After the initial euphoria from a landslide victory on promises of a building binge, more jobs, cheaper food and tax breaks, the Philippines’ new President Ferdinand Marcos Jr. is finding that his populist pledges are running into reality.
The government simply lacks the fiscal space to allow tax concessions, or spend big on building bridges, roads and ports after racking up debt to help cushion the impact of the pandemic. That’s forcing Marcos Jr., the only son of late dictator Ferdinand Marcos, to take a different path.

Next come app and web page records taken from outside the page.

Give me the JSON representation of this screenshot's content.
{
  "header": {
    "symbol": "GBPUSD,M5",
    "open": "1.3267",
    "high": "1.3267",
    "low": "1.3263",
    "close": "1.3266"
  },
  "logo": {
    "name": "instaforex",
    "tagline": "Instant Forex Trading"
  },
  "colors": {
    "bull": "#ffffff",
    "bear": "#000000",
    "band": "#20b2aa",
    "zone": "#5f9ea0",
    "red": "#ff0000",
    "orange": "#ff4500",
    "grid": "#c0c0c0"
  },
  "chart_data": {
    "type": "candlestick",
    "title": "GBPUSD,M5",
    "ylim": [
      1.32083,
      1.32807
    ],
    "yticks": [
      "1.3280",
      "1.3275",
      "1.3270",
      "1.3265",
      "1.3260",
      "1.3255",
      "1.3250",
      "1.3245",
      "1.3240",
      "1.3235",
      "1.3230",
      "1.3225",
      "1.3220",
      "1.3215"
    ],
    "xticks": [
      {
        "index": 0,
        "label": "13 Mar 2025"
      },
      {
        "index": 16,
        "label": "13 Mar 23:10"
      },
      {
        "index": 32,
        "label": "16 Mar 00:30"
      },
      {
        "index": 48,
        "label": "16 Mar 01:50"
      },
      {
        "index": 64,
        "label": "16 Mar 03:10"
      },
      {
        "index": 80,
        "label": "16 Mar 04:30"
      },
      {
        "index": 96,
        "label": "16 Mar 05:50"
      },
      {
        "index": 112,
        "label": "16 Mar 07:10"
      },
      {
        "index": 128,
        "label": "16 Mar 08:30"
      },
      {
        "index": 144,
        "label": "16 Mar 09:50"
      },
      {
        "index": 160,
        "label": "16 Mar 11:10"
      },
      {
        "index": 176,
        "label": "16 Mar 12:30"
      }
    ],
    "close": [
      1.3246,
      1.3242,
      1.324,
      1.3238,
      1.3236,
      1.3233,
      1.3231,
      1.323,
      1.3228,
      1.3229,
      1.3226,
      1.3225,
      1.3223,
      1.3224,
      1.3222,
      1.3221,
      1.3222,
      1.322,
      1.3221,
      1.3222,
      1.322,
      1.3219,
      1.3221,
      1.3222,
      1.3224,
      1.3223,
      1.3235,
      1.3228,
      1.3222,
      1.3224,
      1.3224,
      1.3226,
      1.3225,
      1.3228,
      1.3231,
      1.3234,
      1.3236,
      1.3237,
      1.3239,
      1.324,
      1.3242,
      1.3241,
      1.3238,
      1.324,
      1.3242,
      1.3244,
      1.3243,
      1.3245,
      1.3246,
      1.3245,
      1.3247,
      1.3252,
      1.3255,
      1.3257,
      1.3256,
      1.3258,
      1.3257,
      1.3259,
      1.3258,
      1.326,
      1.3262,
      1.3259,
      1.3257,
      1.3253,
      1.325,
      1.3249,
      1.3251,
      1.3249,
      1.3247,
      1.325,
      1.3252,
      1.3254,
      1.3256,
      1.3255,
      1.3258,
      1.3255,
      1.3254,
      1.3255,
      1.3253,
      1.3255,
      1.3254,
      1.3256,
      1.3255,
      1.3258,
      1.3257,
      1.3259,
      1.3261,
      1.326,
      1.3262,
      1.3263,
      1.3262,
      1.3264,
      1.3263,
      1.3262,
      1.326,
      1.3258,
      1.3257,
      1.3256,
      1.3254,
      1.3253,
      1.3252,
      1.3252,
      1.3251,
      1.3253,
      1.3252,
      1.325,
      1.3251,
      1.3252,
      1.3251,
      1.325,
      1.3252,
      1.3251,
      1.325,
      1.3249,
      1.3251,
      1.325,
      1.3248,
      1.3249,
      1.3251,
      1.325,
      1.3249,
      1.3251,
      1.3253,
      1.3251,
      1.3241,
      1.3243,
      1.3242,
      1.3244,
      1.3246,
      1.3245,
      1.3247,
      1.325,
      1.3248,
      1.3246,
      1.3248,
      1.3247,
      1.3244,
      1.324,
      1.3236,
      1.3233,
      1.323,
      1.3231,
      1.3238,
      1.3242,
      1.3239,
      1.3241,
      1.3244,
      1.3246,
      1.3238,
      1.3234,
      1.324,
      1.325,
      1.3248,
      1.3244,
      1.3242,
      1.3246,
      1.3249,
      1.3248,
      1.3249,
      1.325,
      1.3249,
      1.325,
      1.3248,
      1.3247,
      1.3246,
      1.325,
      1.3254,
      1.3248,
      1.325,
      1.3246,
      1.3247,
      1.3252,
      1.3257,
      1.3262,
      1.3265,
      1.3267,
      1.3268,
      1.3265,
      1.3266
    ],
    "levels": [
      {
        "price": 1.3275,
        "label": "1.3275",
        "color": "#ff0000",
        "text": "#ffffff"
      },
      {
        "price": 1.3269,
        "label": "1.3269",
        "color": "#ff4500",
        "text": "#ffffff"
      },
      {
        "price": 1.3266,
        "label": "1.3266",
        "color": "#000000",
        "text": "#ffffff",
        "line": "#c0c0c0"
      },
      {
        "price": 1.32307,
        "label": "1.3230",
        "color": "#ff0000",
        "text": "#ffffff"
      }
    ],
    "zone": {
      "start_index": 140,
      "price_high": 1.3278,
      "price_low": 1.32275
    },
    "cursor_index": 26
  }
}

The first signals from his new administration are that populism can wait. He’s vetoed a proposal to create a special economic zone and a freeport covering San Miguel Corp.’s New Manila International Airport because it came at a cost to the government: tax revenue. It’s not just corporates for which Marcos Jr. is reassessing benefits. The 64-year-old leader recently tempered his campaign pledge to reduce the price of rice to 20 pesos ($0.36) a kilogram as an aspiration and walked back on his support for suspending oil excise tax.